NBER Working Paper No. 688 (Also Reprint No. r0317)
A cost of capital formula can be a useful tool in estimating the effective tax rate on a dollar of marginal investment in a particular industry. There are a number of procedural issues, however, which can greatly affect the resulting estimates. First, tax rate estimates vary with the interest rate used in the formula. Second, the nonlinearity of tax rate formulas may lead to anomalous results. For example, an investment that is actually subsidized may appear to bear a positive tax. Or, tax rates may become arbitrarily large when the project's rate of return approaches zero. Third, effective tax rate results depend on the assumed relationship between inflation and nominal interest rates. Our conclusion is that much sensitivity analysis and specificity are required in studies that undertake to estimate effective tax rates.

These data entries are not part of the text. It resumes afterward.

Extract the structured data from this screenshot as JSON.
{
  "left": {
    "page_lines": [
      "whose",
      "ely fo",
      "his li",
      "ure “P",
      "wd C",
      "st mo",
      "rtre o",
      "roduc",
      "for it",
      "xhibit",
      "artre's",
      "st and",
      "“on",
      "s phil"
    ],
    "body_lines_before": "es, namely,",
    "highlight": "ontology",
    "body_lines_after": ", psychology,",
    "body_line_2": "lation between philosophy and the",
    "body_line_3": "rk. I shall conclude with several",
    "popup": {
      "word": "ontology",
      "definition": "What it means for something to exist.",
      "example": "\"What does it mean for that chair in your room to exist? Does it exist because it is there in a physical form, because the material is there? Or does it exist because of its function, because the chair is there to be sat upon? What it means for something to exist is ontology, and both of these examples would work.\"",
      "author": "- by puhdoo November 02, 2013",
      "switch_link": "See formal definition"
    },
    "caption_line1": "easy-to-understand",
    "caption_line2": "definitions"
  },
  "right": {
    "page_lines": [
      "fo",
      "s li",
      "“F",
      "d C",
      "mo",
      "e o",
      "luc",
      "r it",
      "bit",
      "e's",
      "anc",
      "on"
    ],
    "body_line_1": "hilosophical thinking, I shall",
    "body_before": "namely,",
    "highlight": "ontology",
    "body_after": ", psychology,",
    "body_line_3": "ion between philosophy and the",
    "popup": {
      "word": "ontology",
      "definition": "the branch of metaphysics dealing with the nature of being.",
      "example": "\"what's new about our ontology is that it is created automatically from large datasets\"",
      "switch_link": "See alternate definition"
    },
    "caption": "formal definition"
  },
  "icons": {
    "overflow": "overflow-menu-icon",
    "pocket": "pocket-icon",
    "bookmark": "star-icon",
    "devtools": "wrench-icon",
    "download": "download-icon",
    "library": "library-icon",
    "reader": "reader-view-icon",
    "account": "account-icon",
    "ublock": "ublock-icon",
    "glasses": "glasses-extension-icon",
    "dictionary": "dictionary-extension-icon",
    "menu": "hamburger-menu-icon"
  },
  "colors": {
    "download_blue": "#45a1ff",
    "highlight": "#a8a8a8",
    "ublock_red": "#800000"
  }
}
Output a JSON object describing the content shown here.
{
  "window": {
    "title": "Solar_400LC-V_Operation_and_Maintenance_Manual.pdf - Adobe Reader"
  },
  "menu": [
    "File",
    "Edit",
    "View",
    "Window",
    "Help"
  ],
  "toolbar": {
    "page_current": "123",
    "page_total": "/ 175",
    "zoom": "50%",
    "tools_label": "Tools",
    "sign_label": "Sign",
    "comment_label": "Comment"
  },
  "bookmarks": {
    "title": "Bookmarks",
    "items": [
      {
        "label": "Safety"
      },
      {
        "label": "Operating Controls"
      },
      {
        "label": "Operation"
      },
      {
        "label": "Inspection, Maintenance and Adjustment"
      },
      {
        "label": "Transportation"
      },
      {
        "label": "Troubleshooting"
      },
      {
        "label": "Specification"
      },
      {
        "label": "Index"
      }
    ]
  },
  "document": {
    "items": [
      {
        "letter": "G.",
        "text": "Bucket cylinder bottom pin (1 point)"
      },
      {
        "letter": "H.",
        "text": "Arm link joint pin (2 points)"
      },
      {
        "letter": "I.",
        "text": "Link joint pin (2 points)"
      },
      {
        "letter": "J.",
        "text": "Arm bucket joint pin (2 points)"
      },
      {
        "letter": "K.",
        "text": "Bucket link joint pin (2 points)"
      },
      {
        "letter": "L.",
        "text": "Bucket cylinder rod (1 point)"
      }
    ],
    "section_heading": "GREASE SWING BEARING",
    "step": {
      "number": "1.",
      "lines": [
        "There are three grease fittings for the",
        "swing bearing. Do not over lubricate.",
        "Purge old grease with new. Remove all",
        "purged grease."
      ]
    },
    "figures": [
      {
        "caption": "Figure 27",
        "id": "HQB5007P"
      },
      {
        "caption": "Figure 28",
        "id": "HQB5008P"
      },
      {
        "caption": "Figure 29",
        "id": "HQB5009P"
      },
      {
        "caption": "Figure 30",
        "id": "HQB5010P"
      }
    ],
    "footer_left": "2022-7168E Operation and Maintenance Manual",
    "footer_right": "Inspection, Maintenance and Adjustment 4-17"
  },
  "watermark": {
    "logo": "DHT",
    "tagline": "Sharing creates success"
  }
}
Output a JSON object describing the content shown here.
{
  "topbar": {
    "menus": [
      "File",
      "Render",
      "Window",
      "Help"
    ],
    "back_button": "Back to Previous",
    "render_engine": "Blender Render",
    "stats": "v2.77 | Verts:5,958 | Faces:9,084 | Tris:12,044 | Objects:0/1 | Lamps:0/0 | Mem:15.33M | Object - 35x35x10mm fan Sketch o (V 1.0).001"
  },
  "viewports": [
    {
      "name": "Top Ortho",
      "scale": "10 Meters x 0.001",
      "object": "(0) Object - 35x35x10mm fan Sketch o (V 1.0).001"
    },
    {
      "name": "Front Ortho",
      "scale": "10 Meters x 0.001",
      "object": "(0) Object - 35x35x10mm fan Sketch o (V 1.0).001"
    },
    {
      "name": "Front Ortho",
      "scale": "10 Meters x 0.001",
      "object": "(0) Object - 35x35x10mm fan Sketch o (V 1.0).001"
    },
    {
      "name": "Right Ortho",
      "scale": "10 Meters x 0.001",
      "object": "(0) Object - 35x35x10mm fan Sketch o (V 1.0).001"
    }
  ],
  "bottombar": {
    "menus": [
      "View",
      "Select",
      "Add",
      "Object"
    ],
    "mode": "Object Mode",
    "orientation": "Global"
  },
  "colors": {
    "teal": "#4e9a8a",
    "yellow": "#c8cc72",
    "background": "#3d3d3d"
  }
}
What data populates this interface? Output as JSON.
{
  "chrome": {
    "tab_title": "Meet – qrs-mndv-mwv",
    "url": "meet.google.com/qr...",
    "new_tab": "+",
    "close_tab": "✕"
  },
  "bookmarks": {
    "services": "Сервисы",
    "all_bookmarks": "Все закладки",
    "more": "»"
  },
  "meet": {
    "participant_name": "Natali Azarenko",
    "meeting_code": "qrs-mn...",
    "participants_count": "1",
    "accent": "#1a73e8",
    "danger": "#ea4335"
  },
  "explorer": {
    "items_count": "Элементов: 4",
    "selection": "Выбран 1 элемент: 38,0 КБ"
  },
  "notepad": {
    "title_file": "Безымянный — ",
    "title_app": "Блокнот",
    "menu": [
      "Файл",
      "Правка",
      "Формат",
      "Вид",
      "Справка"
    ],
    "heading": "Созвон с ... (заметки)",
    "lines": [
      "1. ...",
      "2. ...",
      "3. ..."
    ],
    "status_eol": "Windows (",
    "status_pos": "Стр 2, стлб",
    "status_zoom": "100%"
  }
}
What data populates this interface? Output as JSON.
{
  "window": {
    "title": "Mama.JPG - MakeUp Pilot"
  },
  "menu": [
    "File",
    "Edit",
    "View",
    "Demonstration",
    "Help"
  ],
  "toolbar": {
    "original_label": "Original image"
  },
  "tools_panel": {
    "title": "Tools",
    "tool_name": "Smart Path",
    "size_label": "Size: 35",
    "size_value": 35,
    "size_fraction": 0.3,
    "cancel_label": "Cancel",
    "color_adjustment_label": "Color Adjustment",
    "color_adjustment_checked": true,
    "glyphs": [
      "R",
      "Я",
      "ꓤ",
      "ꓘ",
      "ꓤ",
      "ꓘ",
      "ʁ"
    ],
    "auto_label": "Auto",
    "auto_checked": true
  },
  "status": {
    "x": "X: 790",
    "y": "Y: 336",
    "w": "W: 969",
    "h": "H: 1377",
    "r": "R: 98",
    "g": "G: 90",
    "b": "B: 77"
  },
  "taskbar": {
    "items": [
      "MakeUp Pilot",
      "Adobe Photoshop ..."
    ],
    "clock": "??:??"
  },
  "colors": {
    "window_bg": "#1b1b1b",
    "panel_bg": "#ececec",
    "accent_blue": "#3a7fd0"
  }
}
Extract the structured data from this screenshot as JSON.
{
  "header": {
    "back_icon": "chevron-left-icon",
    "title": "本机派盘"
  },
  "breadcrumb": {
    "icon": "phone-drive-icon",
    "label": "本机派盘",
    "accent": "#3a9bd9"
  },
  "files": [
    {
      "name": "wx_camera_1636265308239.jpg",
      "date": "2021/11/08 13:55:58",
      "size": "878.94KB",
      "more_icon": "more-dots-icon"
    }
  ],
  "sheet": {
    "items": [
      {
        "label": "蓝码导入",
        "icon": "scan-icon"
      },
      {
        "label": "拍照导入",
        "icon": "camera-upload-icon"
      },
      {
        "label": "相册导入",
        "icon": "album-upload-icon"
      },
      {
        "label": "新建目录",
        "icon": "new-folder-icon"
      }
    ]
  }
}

Published: Bradford, David F. and Fullerton, Don. "Pitfalls in the Construction and Use of Effective Tax Rates." Depreciation and the Taxation of Income from Capital, edited by Charles R. Hulten, pp. 251-278. Washington, D.C.: The Urban Institute Press, 1981.